On PBS tonight, the American Experience series will be featuring a new documentary that chronicles how Boston became the first city in the United States to construct a subway system. The first chapter of The Race Underground can be viewed here:
It is always striking to see how much opposition infrastructure projects like this engender, particularly when balanced against how important they are to our modern lives. We must confess to being mass-transit boosters, but has anybody really wished there were less convenient transportation options? In any case, the documentary describes how traffic congestion led to the construction of the Tremont Street Subway, which eventually became the Green Line. Construction began in the spring of 1895 and the first sections opened on September 1, 1897.
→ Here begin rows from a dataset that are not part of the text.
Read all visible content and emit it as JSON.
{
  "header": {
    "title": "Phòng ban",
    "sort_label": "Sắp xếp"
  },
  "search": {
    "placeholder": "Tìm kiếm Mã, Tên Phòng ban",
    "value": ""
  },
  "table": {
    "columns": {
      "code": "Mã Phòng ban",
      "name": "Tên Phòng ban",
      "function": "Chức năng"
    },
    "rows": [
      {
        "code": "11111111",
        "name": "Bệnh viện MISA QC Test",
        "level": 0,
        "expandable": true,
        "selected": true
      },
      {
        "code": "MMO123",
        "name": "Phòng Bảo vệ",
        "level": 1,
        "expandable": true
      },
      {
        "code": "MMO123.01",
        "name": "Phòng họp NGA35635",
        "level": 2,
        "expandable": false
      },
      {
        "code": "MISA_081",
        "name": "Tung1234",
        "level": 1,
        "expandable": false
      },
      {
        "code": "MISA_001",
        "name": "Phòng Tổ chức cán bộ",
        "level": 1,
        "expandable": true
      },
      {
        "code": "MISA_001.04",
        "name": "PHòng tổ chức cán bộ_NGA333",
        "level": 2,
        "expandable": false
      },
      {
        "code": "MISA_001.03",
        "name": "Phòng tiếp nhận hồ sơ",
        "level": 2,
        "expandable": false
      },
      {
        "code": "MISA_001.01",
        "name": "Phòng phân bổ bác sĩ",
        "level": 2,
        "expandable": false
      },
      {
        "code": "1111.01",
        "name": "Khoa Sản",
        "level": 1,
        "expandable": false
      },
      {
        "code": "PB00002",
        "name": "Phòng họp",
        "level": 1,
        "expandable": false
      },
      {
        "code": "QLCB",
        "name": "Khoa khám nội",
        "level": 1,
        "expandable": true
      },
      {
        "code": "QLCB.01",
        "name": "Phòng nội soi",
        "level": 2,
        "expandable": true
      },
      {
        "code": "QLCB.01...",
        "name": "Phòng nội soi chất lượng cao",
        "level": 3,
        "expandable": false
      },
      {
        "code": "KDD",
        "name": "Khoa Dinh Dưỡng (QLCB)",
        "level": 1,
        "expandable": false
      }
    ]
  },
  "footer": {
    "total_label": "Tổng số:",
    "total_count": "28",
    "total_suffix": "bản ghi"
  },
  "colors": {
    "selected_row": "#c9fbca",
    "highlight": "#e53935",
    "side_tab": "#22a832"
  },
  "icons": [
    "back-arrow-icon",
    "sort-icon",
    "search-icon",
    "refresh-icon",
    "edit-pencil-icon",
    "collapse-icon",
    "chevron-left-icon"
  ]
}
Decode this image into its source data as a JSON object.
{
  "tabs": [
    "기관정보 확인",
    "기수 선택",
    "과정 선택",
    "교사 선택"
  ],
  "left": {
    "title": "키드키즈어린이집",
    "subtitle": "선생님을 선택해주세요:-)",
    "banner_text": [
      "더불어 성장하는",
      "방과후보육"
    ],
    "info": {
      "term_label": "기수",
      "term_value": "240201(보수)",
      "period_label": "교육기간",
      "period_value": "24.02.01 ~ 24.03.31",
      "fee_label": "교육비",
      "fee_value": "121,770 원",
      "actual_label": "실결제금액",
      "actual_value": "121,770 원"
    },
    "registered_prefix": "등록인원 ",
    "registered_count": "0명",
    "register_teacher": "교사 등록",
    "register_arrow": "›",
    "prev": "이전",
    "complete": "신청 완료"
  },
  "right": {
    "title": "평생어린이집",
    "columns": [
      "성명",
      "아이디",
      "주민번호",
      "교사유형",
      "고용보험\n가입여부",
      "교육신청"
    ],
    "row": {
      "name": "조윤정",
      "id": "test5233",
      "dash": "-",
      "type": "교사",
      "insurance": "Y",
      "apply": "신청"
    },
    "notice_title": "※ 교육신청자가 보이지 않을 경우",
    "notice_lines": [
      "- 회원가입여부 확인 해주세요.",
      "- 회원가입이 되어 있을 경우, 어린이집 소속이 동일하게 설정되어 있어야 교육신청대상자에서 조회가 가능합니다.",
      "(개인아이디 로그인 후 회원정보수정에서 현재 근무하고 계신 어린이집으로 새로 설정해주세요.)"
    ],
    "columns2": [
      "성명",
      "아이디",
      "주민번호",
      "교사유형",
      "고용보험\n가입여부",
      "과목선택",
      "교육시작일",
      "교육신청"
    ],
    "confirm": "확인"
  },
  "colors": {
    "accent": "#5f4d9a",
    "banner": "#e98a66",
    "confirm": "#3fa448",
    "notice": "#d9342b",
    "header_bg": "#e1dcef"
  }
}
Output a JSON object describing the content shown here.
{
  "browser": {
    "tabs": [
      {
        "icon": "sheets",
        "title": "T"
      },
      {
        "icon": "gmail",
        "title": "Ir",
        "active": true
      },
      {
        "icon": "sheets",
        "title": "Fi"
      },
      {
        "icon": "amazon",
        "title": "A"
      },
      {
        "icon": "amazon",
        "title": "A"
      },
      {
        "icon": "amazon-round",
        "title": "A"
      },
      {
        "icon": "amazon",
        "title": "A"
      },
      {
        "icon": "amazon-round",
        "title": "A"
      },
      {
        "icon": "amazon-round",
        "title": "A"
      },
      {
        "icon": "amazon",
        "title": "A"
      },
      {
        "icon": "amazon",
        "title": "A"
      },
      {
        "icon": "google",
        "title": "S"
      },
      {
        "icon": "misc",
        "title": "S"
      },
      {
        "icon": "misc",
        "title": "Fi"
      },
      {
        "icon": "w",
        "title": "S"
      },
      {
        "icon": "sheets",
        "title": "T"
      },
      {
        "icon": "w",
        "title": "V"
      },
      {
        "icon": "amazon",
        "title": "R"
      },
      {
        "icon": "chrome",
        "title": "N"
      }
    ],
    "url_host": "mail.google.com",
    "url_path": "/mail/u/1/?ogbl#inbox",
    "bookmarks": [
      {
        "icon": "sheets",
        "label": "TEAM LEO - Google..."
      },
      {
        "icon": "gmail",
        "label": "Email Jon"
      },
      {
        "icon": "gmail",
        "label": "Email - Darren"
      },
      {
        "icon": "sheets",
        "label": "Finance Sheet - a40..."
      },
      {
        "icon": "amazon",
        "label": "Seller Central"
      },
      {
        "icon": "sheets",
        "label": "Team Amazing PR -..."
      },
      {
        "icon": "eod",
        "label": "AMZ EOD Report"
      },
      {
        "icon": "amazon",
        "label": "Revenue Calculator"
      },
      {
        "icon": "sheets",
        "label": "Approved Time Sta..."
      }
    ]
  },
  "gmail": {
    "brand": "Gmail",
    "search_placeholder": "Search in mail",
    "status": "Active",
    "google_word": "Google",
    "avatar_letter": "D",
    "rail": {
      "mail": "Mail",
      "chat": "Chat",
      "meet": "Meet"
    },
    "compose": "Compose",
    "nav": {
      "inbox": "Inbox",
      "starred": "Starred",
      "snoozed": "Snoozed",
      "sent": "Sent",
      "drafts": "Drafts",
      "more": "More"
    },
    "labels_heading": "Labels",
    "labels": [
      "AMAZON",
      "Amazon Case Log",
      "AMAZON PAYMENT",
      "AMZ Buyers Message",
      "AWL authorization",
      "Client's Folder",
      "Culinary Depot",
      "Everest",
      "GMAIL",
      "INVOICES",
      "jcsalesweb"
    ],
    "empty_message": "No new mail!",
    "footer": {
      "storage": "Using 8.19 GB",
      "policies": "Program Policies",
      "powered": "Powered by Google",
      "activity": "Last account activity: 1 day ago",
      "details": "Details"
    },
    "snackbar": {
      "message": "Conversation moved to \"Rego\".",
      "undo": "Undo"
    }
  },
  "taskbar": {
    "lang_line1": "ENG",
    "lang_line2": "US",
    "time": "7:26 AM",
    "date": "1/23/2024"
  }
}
For the theatergoers of Boston, the new subway was particularly noticeable insomuch that it alleviated nightly traffic problems by removing streetcars from Termont and Boylston Streets and curtailing the crush of carriages that crowded downtown when the shows let out. Unfortunately, the subway proved so popular that the theater crowds were soon facing what the Boston Globe described as an “underground crush” in the subway. This entertaining article noted that the station just after the theaters let out was “a great time and place to observe people actuated by their more primitive impulses and instincts; for there, possessed solely by the desire of getting home as quickly as possible…men and women in rich and immaculate attire struggle and push with the meanest raiment, and almost every face is an index to an anxious, disappointed or angry state of mind.” And so, as it goes, solving one problem created several new ones.